■ What you are asked to do:
The records below are to be restated word for word, with every picture left out.

(Web page and app entries)
------------------------
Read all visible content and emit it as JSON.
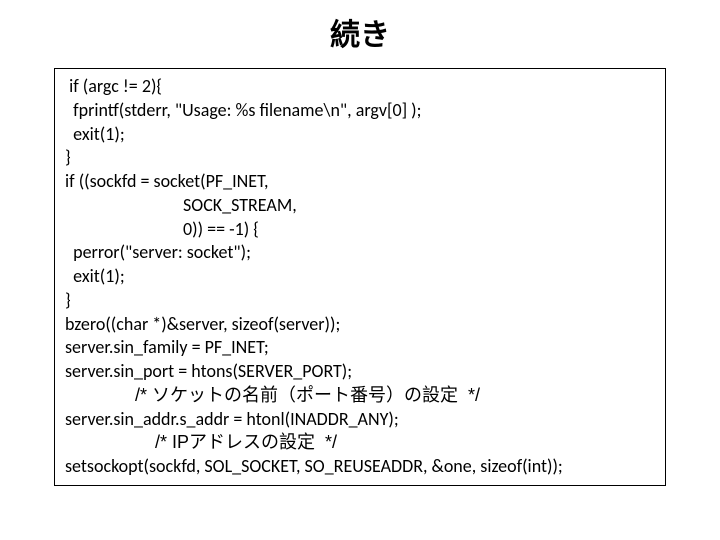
{
  "title": "続き",
  "code": {
    "l1": " if (argc != 2){",
    "l2": "  fprintf(stderr, \"Usage: %s filename\\n\", argv[0] );",
    "l3": "  exit(1);",
    "l4": "}",
    "l5": "if ((sockfd = socket(PF_INET,",
    "l6": "                             SOCK_STREAM,",
    "l7": "                             0)) == -1) {",
    "l8": "  perror(\"server: socket\");",
    "l9": "  exit(1);",
    "l10": "}",
    "l11": "bzero((char *)&server, sizeof(server));",
    "l12": "server.sin_family = PF_INET;",
    "l13": "server.sin_port = htons(SERVER_PORT);",
    "l14": "              /* ソケットの名前（ポート番号）の設定  */",
    "l15": "server.sin_addr.s_addr = htonl(INADDR_ANY);",
    "l16": "                  /* IPアドレスの設定  */",
    "l17": "setsockopt(sockfd, SOL_SOCKET, SO_REUSEADDR, &one, sizeof(int));"
  }
}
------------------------
■ Result below:
Read all visible content and emit it as JSON.
{
  "title": "続き",
  "code": {
    "l1": " if (argc != 2){",
    "l2": "  fprintf(stderr, \"Usage: %s filename\\n\", argv[0] );",
    "l3": "  exit(1);",
    "l4": "}",
    "l5": "if ((sockfd = socket(PF_INET,",
    "l6": "                             SOCK_STREAM,",
    "l7": "                             0)) == -1) {",
    "l8": "  perror(\"server: socket\");",
    "l9": "  exit(1);",
    "l10": "}",
    "l11": "bzero((char *)&server, sizeof(server));",
    "l12": "server.sin_family = PF_INET;",
    "l13": "server.sin_port = htons(SERVER_PORT);",
    "l14": "              /* ソケットの名前（ポート番号）の設定  */",
    "l15": "server.sin_addr.s_addr = htonl(INADDR_ANY);",
    "l16": "                  /* IPアドレスの設定  */",
    "l17": "setsockopt(sockfd, SOL_SOCKET, SO_REUSEADDR, &one, sizeof(int));"
  }
}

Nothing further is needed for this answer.